Output all entries verbatim, dropping pictures.

[[ RECORD EXCERPTS open ]]

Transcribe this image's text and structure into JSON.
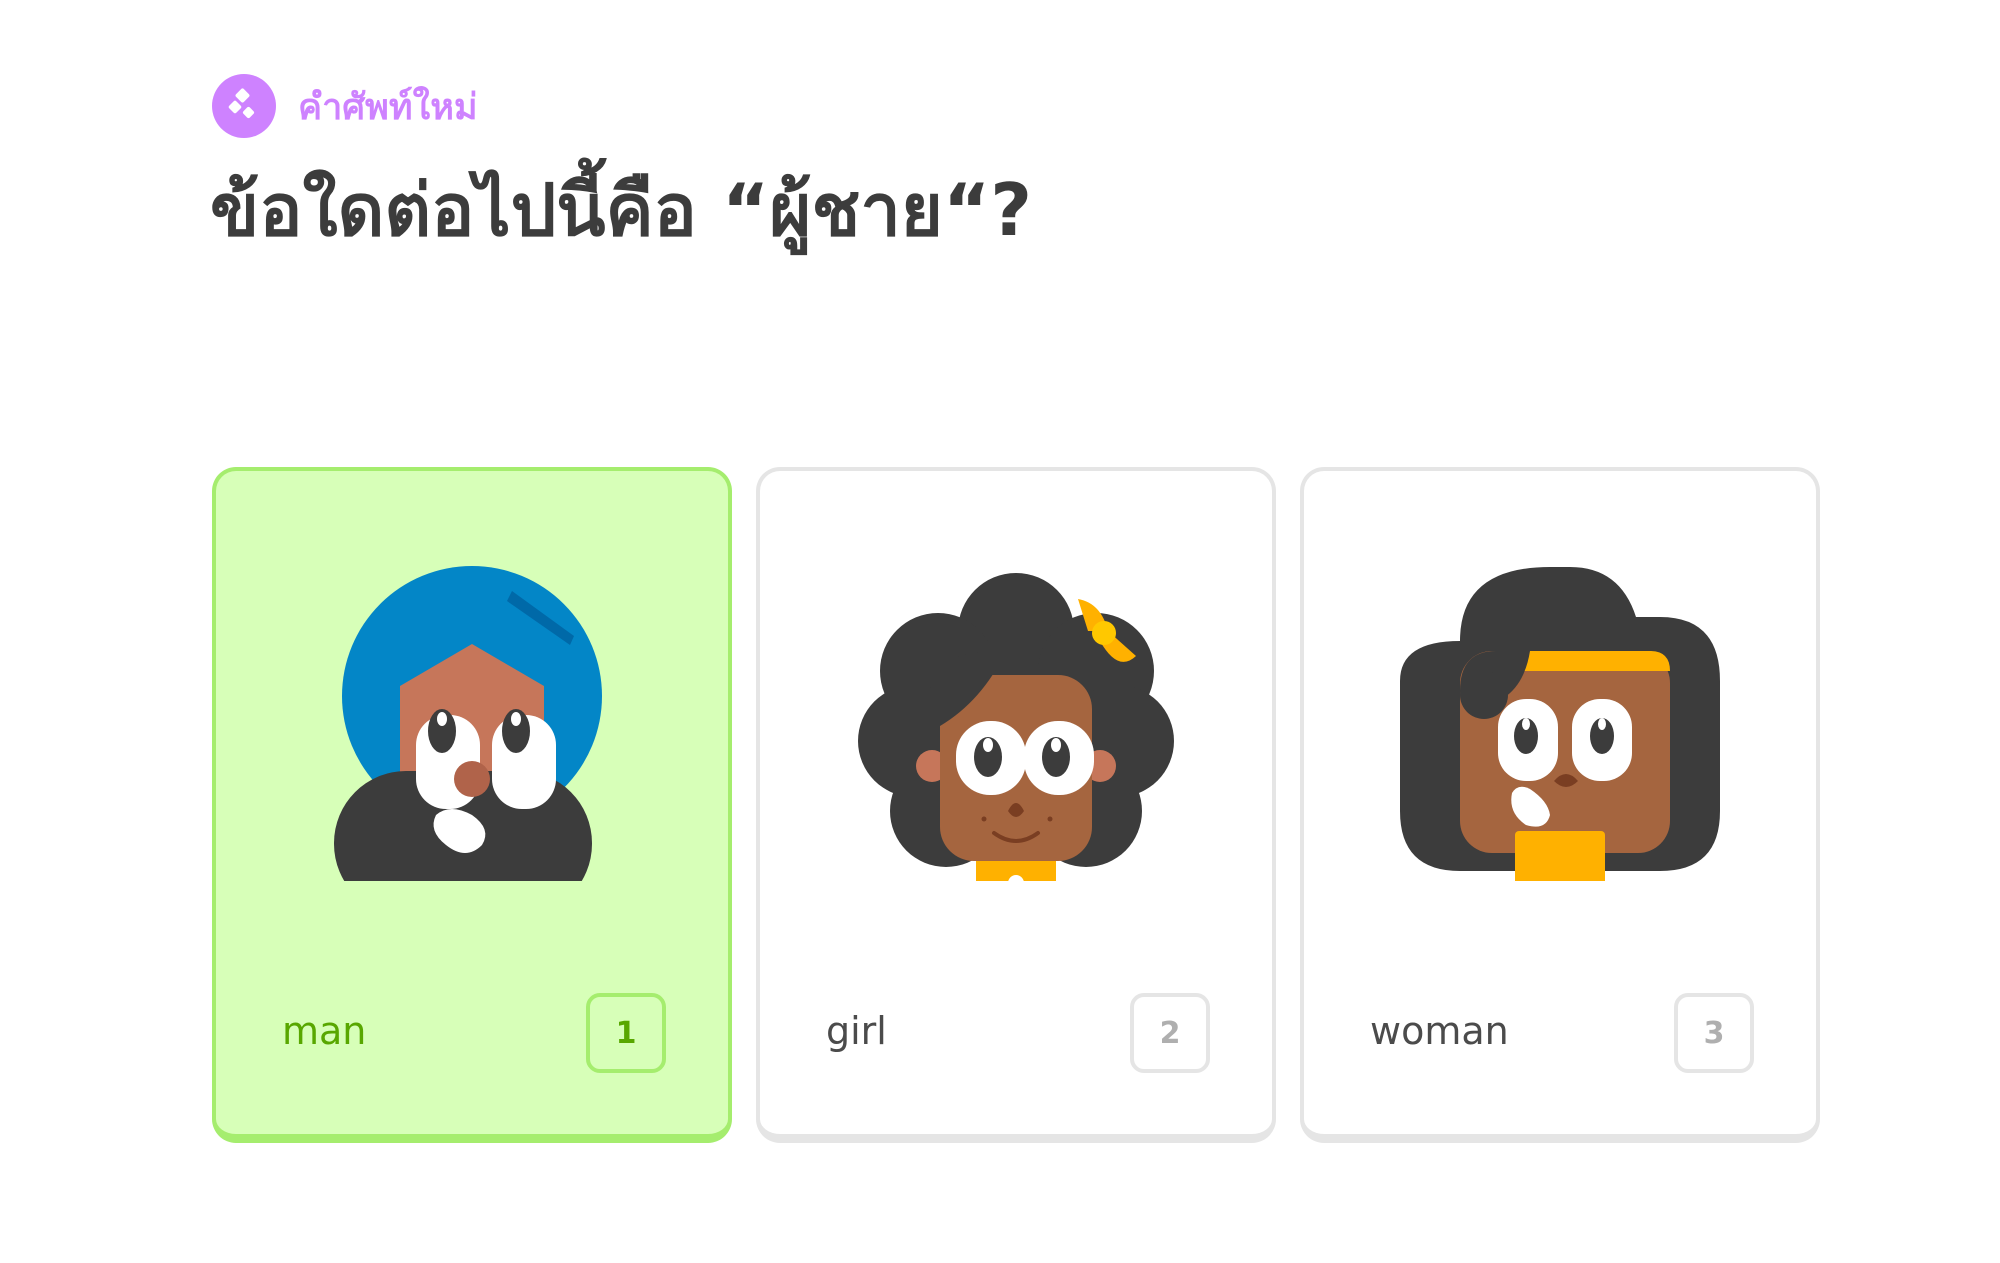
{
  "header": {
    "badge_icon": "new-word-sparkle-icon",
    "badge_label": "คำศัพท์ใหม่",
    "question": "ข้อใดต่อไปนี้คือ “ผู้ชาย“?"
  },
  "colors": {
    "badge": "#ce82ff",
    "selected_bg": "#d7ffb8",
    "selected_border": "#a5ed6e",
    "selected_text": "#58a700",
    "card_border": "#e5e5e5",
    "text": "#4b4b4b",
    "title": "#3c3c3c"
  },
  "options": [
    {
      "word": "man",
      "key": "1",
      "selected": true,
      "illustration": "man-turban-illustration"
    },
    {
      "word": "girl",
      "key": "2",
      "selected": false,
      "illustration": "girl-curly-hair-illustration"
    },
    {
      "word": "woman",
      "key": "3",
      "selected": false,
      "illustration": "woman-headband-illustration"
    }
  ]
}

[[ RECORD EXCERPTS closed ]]

RESPONSE BELOW:
Transcribe this image's text and structure into JSON.
{
  "header": {
    "badge_icon": "new-word-sparkle-icon",
    "badge_label": "คำศัพท์ใหม่",
    "question": "ข้อใดต่อไปนี้คือ “ผู้ชาย“?"
  },
  "colors": {
    "badge": "#ce82ff",
    "selected_bg": "#d7ffb8",
    "selected_border": "#a5ed6e",
    "selected_text": "#58a700",
    "card_border": "#e5e5e5",
    "text": "#4b4b4b",
    "title": "#3c3c3c"
  },
  "options": [
    {
      "word": "man",
      "key": "1",
      "selected": true,
      "illustration": "man-turban-illustration"
    },
    {
      "word": "girl",
      "key": "2",
      "selected": false,
      "illustration": "girl-curly-hair-illustration"
    },
    {
      "word": "woman",
      "key": "3",
      "selected": false,
      "illustration": "woman-headband-illustration"
    }
  ]
}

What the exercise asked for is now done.